Case Study Example
A Complete Message with MAP Headers

Chapter 19: Advanced Message Design Part II: WS-Addressing Rules and Design techniques

19.1 WS-Addressing Messaging Rules
SOAP Header Structure
Sending a Reply to a Message from an Endpoint
MEP Requirements for MAP Elements
Case Study Example
Comparison of Different WS-Addressing Messages
19.2 EPRs and WSDL Binding
Embedding WSDL References Within an EPR
Embedding EPRs in a WSDL Document
Case Study Example
Designing a Self-Descriptive Message
19.3 WS-Addressing and Action Values
Why is wsa:Action Always Required?
The wsa:Action Element and WSDL
The wsa:Action Element and HTTP
A Reference Table for Action Values
19.4 WS-Addressing SOAP Faults
19.5 WS-Addressing Policy Assertions
The wsam:Addressing Policy Assertion
The wsam:AnonymousResponse Policy Assertion
The wsam:NonAnonmousresponse Policy Assertion
Case Study Example
Adding a WS-Addressing Policy Assertion

Part III: Service Contract Versioning
Chapter 20: Versioning Fundamentals

20.1 Basic Concepts and Terminology
The Scope of a Version
Fine and Coarse-Grained Constraints
20.2 Versioning and Compatibility
Backwards Compatibility
Forwards Compatibility
Compatible Changes
Incompatible Changes
20.3 Version Identifiers
20.4 Versioning Strategies
The Strict Strategy (New Change, New Contract)
The Flexible Strategy (Backwards Compatibility)
The Loose Strategy (Backwards and Forwards Compatibility)
Summary Table

Chapter 21: Versioning WSDL Definitions

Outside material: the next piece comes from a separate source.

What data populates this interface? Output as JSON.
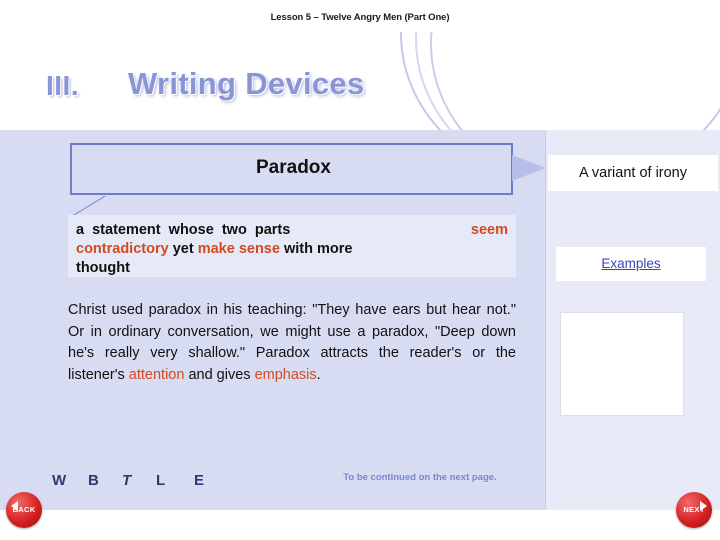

21.1 Version Identifiers and WSDL Definitions
Base Example
21.2 Versioning Operation Definitions
Adding a New Operation
Renaming an Existing Operation
Removing an Existing Operation
Changing the MEP of an Existing Operation
Adding a Fault Message to an Existing Operation
21.3 Versioning Port Type Definitions
Adding a Version Identifier to the Port Type
Versioning with Multiple Port Types (Flexible)
Using Prefixes to Associate Versions
21.4 Versioning Concrete Descriptions
21.5 WSDL Definitions and Forwards Compatibility
Descreasing Operation Granularity Levels
Using the WSDL 2.0 #any Attribute Value

Chapter 22: Versioning Message Schemas

22.1 Basic Terms an Concepts
Re-Introducing the “Component”
Content Sets
Versioning and the UPA Rule
Base Example
22.2 XML Schema and WSDL Target Namespaces
22.3 Strict Versioning
Adding a New Schema Component
Removing an Existing Schema Component
Renaming an Existing Schema Component
Modifying the Constraint of an Existing Schema Component
22.4 Flexible Schema Versioning (Using Optional Components)
Adding a New Schema Component
Removing an Existing Schema Component
Renaming an Existing Schema Component
Modifying the Constraint of an Existing Schema Component
22.5 Loose Schema Versioning (Using Wildcards)
Adding a New Schema component
Removing an Existing Schema Component
Renaming an Existing Schema Component
Modifying the Constraint of an Existing Schema Component

Chapter 23: Advanced Versioning

23.1 Versioning Policies
Optional Assertions
Ignorable Assertions
Different Endpoints
Propagating Major Version Changes to WSDL Definitions
23.2 Defining “Non-Ignorable” Unknown Elements
Using a Custom mustUnderstand Attribute
Using the soap:mustUnderstand Attribute
23.3 Versioning and Schema Centralization
23.4 Expressing Termination Information
Ignorable Termination Assertions
Mandatory Termination Assertions
Terminating Individual Operations
23.5 Working with Unknown Content
Accept and Retain Unknown Content
Using a mustRetain Flag
23.6 Partial Validation
Validation by Projection
23.7 Versioning Message Instances
23.8 Customizing a Versioning Strategy
Custom Strategies for Schema Versioning
Version Identification Conventions

Part IV: Appendices
Appendix A: Case Study Conclusion
Appendix B: How Technology Standards are Developed

How Standards are Developed
The Standards Development Process

Appendix C: Alphabetical Pesudo Schema Reference
Appendix D: Namespaces and Prefixes Used in this Book
Appendix E: SOA Design Patterns Related to this Book

Canonical Expression
Canonical Schema
Canonical Versioning
Compatible Change
Concurrent Contracts
Contract Centralization
Contract Denormalization
Decomposed Capability
Decoupled COntract
Distributed Capability
Messaging Metadata
Partial validation
Policy Centralization
Proxy Capability
Schema Messaging
Termination Notification
Validation Abstraction
Version Identification

About the Authors